Add Any Promotional Offers You Use to Drive Sales Conversions

If your company offers free trials, combination packages, discounts, or money-back guarantees, state them on your marketing template. Include which situations qualify a buyer for these offers.

Document the Marketing Channels You Use to Promote Your Brand

It’s always a good idea to review all the channels you use to market your products and services. Stating them on your marketing strategy documentation serves as a memory jogger for you and your teams to conduct frequent audits to determine how well each channel performs.

Include both digital and offline channels for a 360-degree view of your marketing materials.

Online Marketing Channels

Online channels might include:

  • Your website
  • Your company blog
  • Email newsletters
  • Social media platforms
  • Text messages
  • Webinars
  • Podcasts
  • Paid search
  • Online ads
  • Press releases
  • Testimonials and online case studies
  • Videos
  • Ebooks
  • White papers

Be sure to cover the critical aspects of your online marketing channels, such as your keyword and SEO strategies, so that your marketing teams can craft content that reaches your target audience.

Offline Marketing Channels

Offline marketing materials might include:

  • Print ads
  • Brochures and offline case studies
  • Radio and TV commercials
  • Billboards
  • Business cards
  • Print catalogs
  • Direct mail advertising
  • Trade shows

Then, when you create briefs from your template, you can simply delete all the other choices. For example, if you’re assigning your creatives to create content for your new online catalog, simply delete all the other options. It’s a lot easier than starting from scratch every time you create a brief.

List Your Product Distribution Methods

If you work with outsourced talent, they might not be aware of how customers purchase your products. Do they download them from your website? Purchase them from retailers? Order them from your catalog?

Whatever your distribution strategy, it pays to include it on your marketing strategy template so that your outsourced talent can come up with compelling calls to action for your bottom-of-the-funnel prospects.

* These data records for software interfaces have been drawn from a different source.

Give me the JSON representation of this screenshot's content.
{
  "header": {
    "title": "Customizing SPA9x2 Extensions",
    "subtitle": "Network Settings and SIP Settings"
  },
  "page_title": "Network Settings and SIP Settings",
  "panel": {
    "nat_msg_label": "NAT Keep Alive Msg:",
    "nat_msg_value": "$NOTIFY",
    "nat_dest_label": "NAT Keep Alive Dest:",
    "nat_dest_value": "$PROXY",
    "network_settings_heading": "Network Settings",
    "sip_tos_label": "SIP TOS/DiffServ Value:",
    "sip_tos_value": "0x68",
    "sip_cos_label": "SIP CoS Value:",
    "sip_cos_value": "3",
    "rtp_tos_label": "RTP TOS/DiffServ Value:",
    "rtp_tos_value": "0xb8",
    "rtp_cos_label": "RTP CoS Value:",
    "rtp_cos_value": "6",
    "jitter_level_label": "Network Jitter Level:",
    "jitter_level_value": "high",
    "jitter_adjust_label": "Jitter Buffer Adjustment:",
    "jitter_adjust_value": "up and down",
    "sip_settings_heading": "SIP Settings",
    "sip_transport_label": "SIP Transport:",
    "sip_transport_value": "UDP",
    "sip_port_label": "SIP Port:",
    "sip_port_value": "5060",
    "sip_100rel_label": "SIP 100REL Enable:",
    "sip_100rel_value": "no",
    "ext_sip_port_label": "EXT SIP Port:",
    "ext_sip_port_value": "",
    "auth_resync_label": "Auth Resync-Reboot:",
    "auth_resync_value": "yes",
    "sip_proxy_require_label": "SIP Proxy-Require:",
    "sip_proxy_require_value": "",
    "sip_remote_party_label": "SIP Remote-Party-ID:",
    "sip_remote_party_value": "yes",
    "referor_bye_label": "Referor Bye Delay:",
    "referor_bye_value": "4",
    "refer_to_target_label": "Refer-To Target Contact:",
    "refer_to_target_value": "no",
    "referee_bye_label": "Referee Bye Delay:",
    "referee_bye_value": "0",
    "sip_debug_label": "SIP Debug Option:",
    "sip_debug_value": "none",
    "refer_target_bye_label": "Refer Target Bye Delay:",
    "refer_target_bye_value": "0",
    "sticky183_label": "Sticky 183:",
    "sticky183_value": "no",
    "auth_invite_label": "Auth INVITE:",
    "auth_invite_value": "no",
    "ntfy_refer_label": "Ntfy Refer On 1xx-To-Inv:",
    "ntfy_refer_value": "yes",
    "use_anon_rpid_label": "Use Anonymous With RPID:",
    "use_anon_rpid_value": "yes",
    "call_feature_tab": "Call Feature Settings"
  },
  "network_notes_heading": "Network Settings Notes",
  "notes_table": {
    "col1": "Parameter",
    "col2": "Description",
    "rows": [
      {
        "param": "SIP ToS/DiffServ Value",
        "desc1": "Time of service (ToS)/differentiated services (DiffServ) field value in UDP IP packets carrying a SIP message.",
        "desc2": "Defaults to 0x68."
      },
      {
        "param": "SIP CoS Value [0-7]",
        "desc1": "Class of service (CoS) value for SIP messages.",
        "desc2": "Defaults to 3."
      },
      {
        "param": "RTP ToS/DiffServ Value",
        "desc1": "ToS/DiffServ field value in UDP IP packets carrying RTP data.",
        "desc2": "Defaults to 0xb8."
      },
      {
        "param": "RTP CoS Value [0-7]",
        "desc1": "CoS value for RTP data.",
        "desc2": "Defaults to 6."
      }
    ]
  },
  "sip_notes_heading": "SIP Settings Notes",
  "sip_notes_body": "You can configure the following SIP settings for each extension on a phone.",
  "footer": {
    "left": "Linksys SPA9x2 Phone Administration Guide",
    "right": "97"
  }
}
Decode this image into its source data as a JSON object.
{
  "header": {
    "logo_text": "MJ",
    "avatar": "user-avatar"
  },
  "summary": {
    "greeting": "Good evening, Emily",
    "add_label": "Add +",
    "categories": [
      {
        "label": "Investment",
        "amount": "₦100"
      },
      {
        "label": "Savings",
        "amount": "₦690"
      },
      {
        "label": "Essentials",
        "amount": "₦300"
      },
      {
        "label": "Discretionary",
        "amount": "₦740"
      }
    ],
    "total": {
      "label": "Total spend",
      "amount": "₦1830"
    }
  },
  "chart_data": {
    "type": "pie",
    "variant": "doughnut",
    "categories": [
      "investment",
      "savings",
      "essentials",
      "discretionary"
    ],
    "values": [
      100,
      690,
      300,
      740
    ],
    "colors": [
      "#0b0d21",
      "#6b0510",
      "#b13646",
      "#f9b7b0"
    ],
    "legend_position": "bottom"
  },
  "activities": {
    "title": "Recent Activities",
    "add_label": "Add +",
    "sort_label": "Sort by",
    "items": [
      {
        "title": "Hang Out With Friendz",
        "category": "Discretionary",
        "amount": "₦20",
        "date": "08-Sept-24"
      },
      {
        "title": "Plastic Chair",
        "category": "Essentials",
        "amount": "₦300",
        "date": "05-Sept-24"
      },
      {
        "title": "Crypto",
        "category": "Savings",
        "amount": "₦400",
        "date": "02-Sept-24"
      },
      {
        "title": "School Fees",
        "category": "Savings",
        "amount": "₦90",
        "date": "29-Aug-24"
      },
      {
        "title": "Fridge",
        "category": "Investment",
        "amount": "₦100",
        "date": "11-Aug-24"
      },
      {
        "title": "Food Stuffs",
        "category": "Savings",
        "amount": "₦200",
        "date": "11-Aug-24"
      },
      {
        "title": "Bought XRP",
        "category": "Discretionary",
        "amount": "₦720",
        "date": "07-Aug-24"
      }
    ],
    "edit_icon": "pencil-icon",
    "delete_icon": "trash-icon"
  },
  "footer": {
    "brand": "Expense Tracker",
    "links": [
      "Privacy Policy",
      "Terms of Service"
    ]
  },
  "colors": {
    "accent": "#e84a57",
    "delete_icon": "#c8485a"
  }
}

Document Your Post-Sale Strategy

After you make a sale, you need to support your customers with content that helps them get the most use from their purchase. On your template, encourage your teams to engage in content collaboration with your customer support teams so that your customers are getting the same message from both you and the support team.

Keeping existing customers happy is every bit as essential – perhaps, even more so – than attracting new ones. Studies show that it costs 5 times more to attract new customers than to retain ones you already have

Then, include in your strategy a way to incorporate customer testimonials in your content. Since 70% of the public values other consumers’ opinions over even your best marketing content, it’s essential to find a way to incorporate their voices into your content.

Whether it’s testimonials on your website, glowing reviews on Google, or encouraging direct referrals (90% of the buying public trusts their friends’ recommendations more than marketing content), your content teams should devote plenty of their time to encouraging customers to recommend your products to their friends and colleagues.

Finally, Include How You’ll Measure the Results

State the metrics you’ll use to gauge how your content performs. Doing so helps your marketing teams aim their content squarely at those numbers.

With DivvyHQ’s white-glove content analytics solution, you can customize your metrics to your company’s overall goals. It’s only one of the features that sets this leading-edge content marketing platform apart from the rest.

And, you can document and revise your marketing strategy template right on the platform, making it easy for your teams to consult it – and for you to create briefs from it. Need a head start? We have a downloadable template that includes everything we’ve talked about above.

But when you’re ready to really for rubber to meet road, we’d love to show you what DivvyHQ can do for you. Request a demo today or you can try it for free for 14 days with no obligation.